At Saturday’s meeting with the 5,000 journalist covering the conclave he was relaxed and outgoing, joking gently with them “you’ve worked a bit, haven’t you?” and then in stark contrast to his predecessor whose bugbear was “relativism”, his word for agnosticism, Francis blessed the journalists “in silence because some of you are of different faith and some have no faith”, the first time, I think, that a pope has acknowledged atheists in a non-hostile manner.

On the issues, for the moment, he has concentrated on poverty, admitting that this is a political issue – it could hardly be otherwise. He has worked all his priestly life to alleviate poverty, supported striking workers but at the same time criticised the liberation theology which his south American brethren did so much to develop and propagate. There are aspects which appeal to the left but he is far from being a left-wing pope which also should not surprise us. There is still some doubt about what he did under the Videla regime in the 70’s; there are some accusations that he reported two Jesuits to the authorities who then arrested and tortured them and counterclaims that he actually saved them. Now that he is pope the real story will appear through the fog.

There are conflicting accounts of what he did last week when he met Cardinal Bernard Law, accused of covering up pedophile scandals in Boston; he may or may not have told him to withdraw from his position in St. Mary Major.

On what is legal for the rest of the world, we can hardly expect any change; no to legal abortion, no to gay sex between consenting adults (and probably straight sex between unmarried consenting adults), no to married priests. Cardinal Bergoglio was a conservative, Pope Francis is not going to change in 4 days nor in 400 and probably not in 4,000.
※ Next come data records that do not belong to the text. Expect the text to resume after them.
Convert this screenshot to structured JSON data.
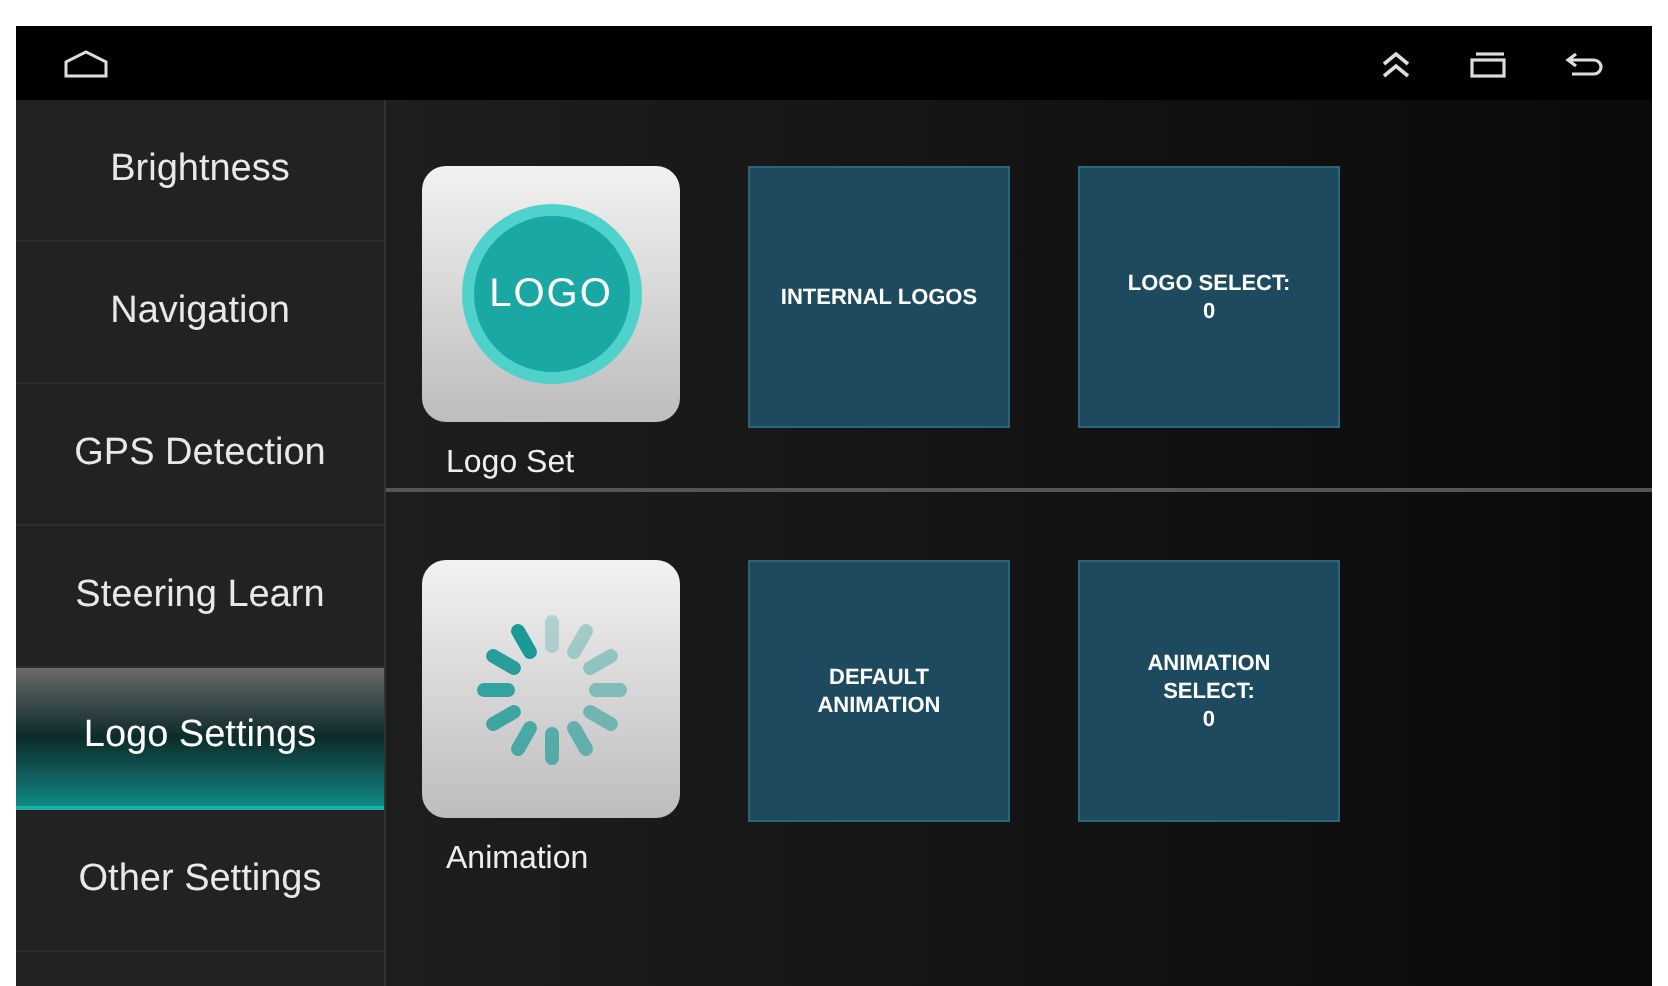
{
  "sidebar": {
    "items": [
      {
        "label": "Brightness",
        "selected": false
      },
      {
        "label": "Navigation",
        "selected": false
      },
      {
        "label": "GPS Detection",
        "selected": false
      },
      {
        "label": "Steering Learn",
        "selected": false
      },
      {
        "label": "Logo Settings",
        "selected": true
      },
      {
        "label": "Other Settings",
        "selected": false
      }
    ]
  },
  "sections": [
    {
      "kind": "logo",
      "label": "Logo Set",
      "logo_text": "LOGO",
      "tiles": [
        "INTERNAL LOGOS",
        "LOGO SELECT:\n0"
      ]
    },
    {
      "kind": "animation",
      "label": "Animation",
      "tiles": [
        "DEFAULT\nANIMATION",
        "ANIMATION\nSELECT:\n0"
      ]
    }
  ]
}
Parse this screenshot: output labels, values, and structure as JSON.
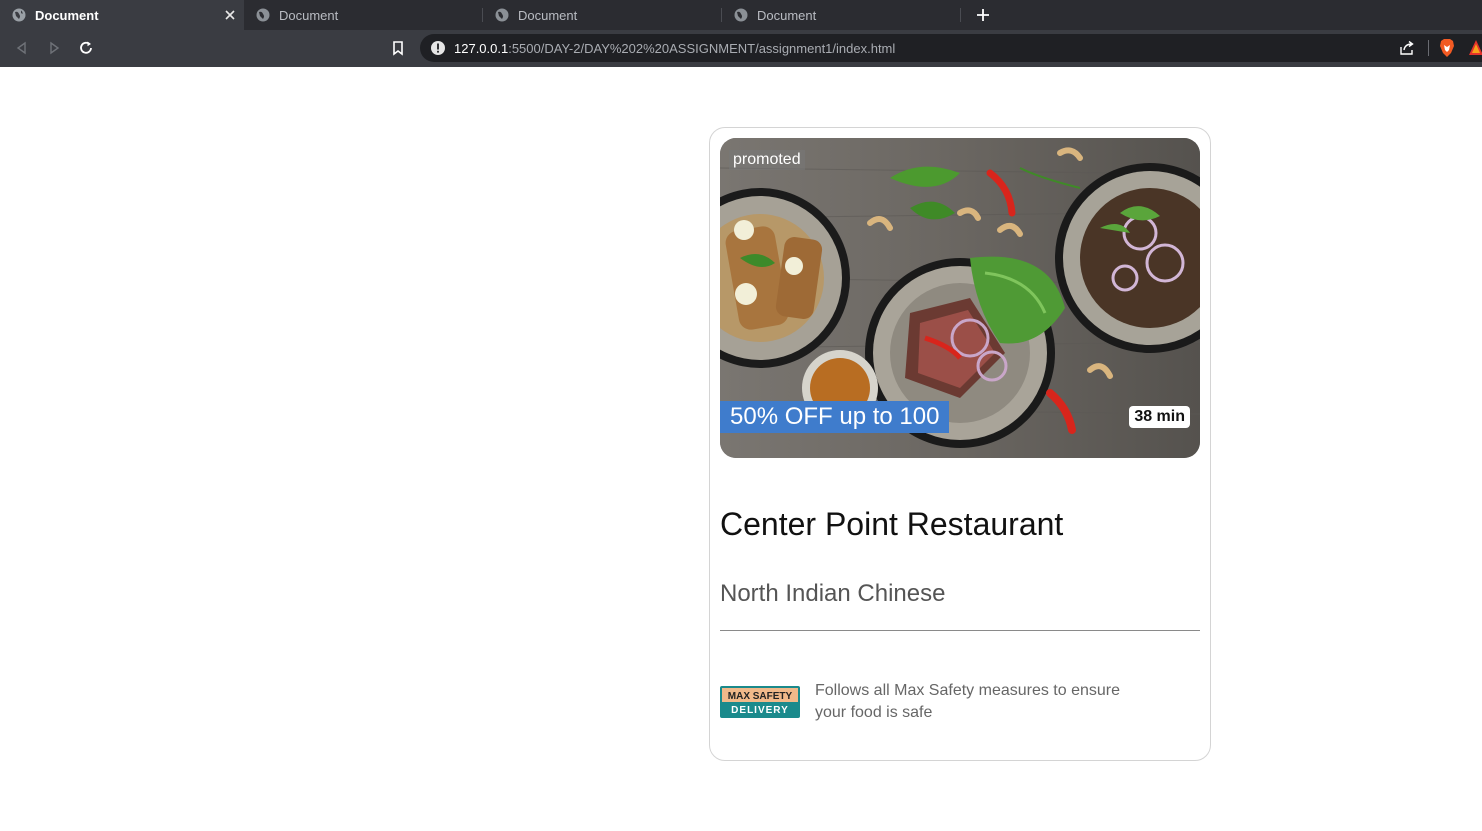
{
  "browser": {
    "tabs": [
      {
        "label": "Document",
        "active": true
      },
      {
        "label": "Document",
        "active": false
      },
      {
        "label": "Document",
        "active": false
      },
      {
        "label": "Document",
        "active": false
      }
    ],
    "url_host": "127.0.0.1",
    "url_path": ":5500/DAY-2/DAY%202%20ASSIGNMENT/assignment1/index.html"
  },
  "card": {
    "tag": "promoted",
    "offer": "50% OFF up to 100",
    "eta": "38 min",
    "name": "Center Point Restaurant",
    "cuisine": "North Indian Chinese",
    "badge_top": "MAX SAFETY",
    "badge_bottom": "DELIVERY",
    "safety_text": "Follows all Max Safety measures to ensure your food is safe"
  },
  "colors": {
    "offer_bg": "#3f7ccc",
    "badge_bg": "#1a8a8c",
    "badge_top_bg": "#f1b98a"
  }
}
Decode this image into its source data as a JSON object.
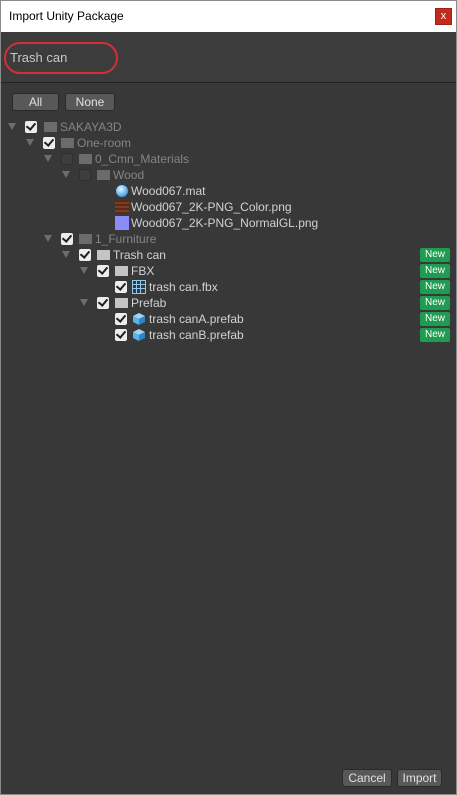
{
  "window": {
    "title": "Import Unity Package",
    "close_glyph": "x"
  },
  "package": {
    "name": "Trash can"
  },
  "toolbar": {
    "all_label": "All",
    "none_label": "None"
  },
  "tree": {
    "new_badge_label": "New",
    "items": [
      {
        "name": "SAKAYA3D",
        "type": "folder",
        "checked": true,
        "dimmed": true,
        "expanded": true,
        "new": false
      },
      {
        "name": "One-room",
        "type": "folder",
        "checked": true,
        "dimmed": true,
        "expanded": true,
        "new": false
      },
      {
        "name": "0_Cmn_Materials",
        "type": "folder",
        "checked": false,
        "dimmed": true,
        "expanded": true,
        "new": false
      },
      {
        "name": "Wood",
        "type": "folder",
        "checked": false,
        "dimmed": true,
        "expanded": true,
        "new": false
      },
      {
        "name": "Wood067.mat",
        "type": "material",
        "icon": "material-icon",
        "checked": null,
        "dimmed": false,
        "new": false
      },
      {
        "name": "Wood067_2K-PNG_Color.png",
        "type": "texture",
        "icon": "wood-texture-icon",
        "checked": null,
        "dimmed": false,
        "new": false
      },
      {
        "name": "Wood067_2K-PNG_NormalGL.png",
        "type": "texture",
        "icon": "normal-map-texture-icon",
        "checked": null,
        "dimmed": false,
        "new": false
      },
      {
        "name": "1_Furniture",
        "type": "folder",
        "checked": true,
        "dimmed": true,
        "expanded": true,
        "new": false
      },
      {
        "name": "Trash can",
        "type": "folder",
        "checked": true,
        "dimmed": false,
        "expanded": true,
        "new": true
      },
      {
        "name": "FBX",
        "type": "folder",
        "checked": true,
        "dimmed": false,
        "expanded": true,
        "new": true
      },
      {
        "name": "trash can.fbx",
        "type": "model",
        "icon": "mesh-grid-icon",
        "checked": true,
        "dimmed": false,
        "new": true
      },
      {
        "name": "Prefab",
        "type": "folder",
        "checked": true,
        "dimmed": false,
        "expanded": true,
        "new": true
      },
      {
        "name": "trash canA.prefab",
        "type": "prefab",
        "icon": "prefab-cube-icon",
        "checked": true,
        "dimmed": false,
        "new": true
      },
      {
        "name": "trash canB.prefab",
        "type": "prefab",
        "icon": "prefab-cube-icon",
        "checked": true,
        "dimmed": false,
        "new": true
      }
    ]
  },
  "footer": {
    "cancel_label": "Cancel",
    "import_label": "Import"
  },
  "colors": {
    "panel_bg": "#383838",
    "header_bg": "#3c3c3c",
    "new_badge": "#1e9c4f",
    "highlight_ring": "#d62d3c",
    "close_button": "#c42b1c",
    "prefab_icon": "#57b4e8"
  }
}
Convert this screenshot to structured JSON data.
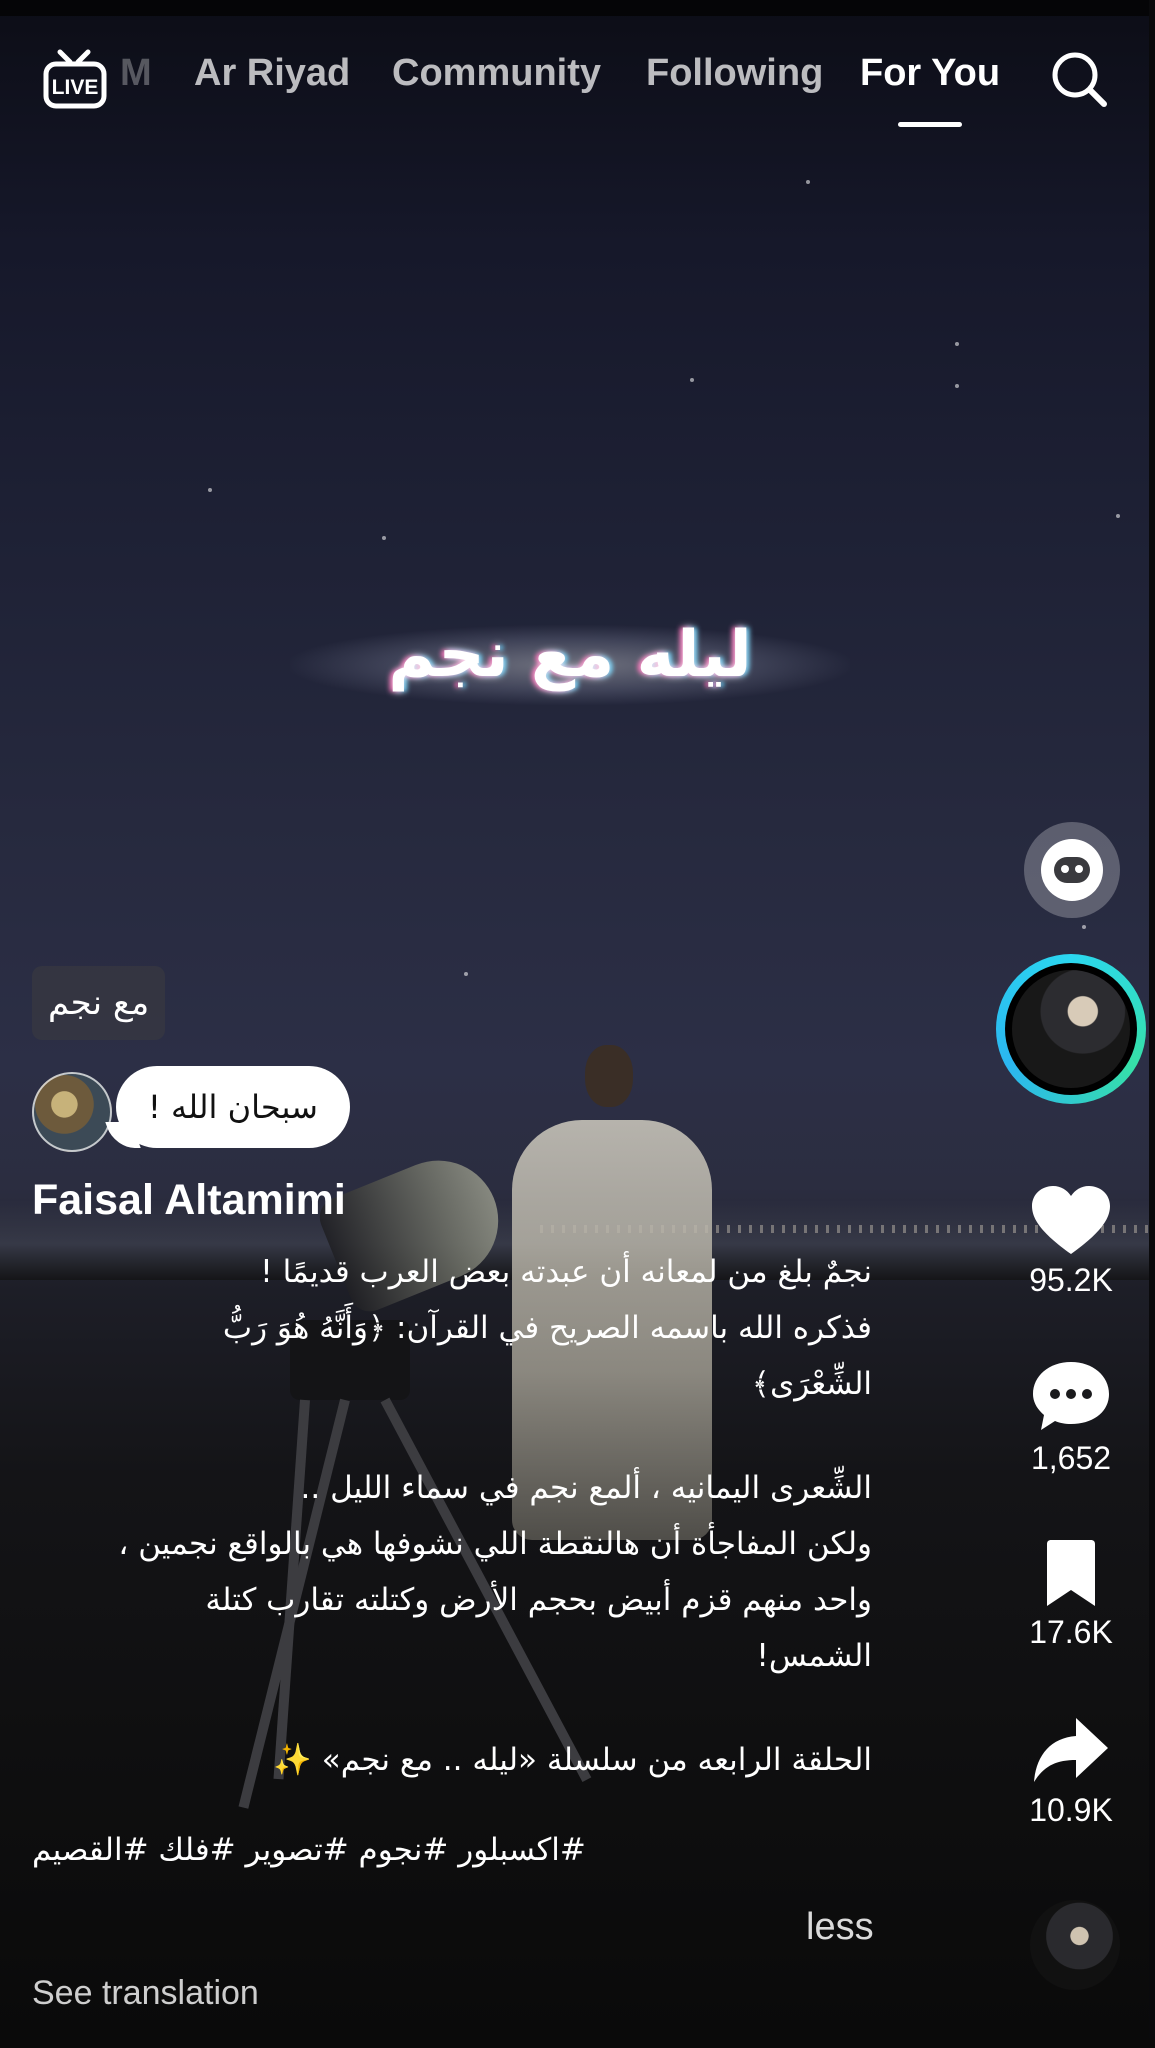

But he will certainly work to reclaim Latin America from the evangelical Christians and secularisation and has already begun the job just by being elected.

The biggest question mark is on how he will deal with the Vatican’s administration – its banking and the Curia. This is a civil service that has had 1,500 years of experience (actually more like 2,500 as they are the heirs of the Roman Empire and Republican administration). They make Sir Humphrey Appleby look like a parvenu and many a would-be reforming pope has ended up being able to do little or nothing or being consumed by curial politics like Francis’s predecessor.

Vatican legend has it that John Paul I was removed by a spiked tisane – Il Fatto Quotidiano’s satirical supplement yesterday listed Francis’s positive features and concluded that the tisane had already been brewed. Whether it’s an infusion or just political poison, Francis will need all his own political skills to do what he wants to do.

1 comment:

italpolblog said...

I asked a classics colleague and expert of Vatican matters, Paul Gwynne, what the Latin for Malouines or Malvinas would be and he came up with the answer (my first blog post in Latin!):

The official Vatican stance is as follows:

Appellantur vulgo Malouines eo quod nautae Galli ex urbe Saint-Malo eas lustrare consueverant. Nomen Malo Latine sic redditur: Maclovius, ii; re quidem vera urbs illa ex usu Curiae Romanae (urbs) Sancti Maclovii nuncupatur; incolae vero Gallice audiunt: Malouins (m.) et Malouines (f.); merito ergo eae Insulae Latine Maclovienses dicuntur.
Caroli Egger, Lexicon Nominum Locorum (Officina Libraria Vaticana: 1977), p. 193.

So, there you have it: Insulae Maclovienses, f.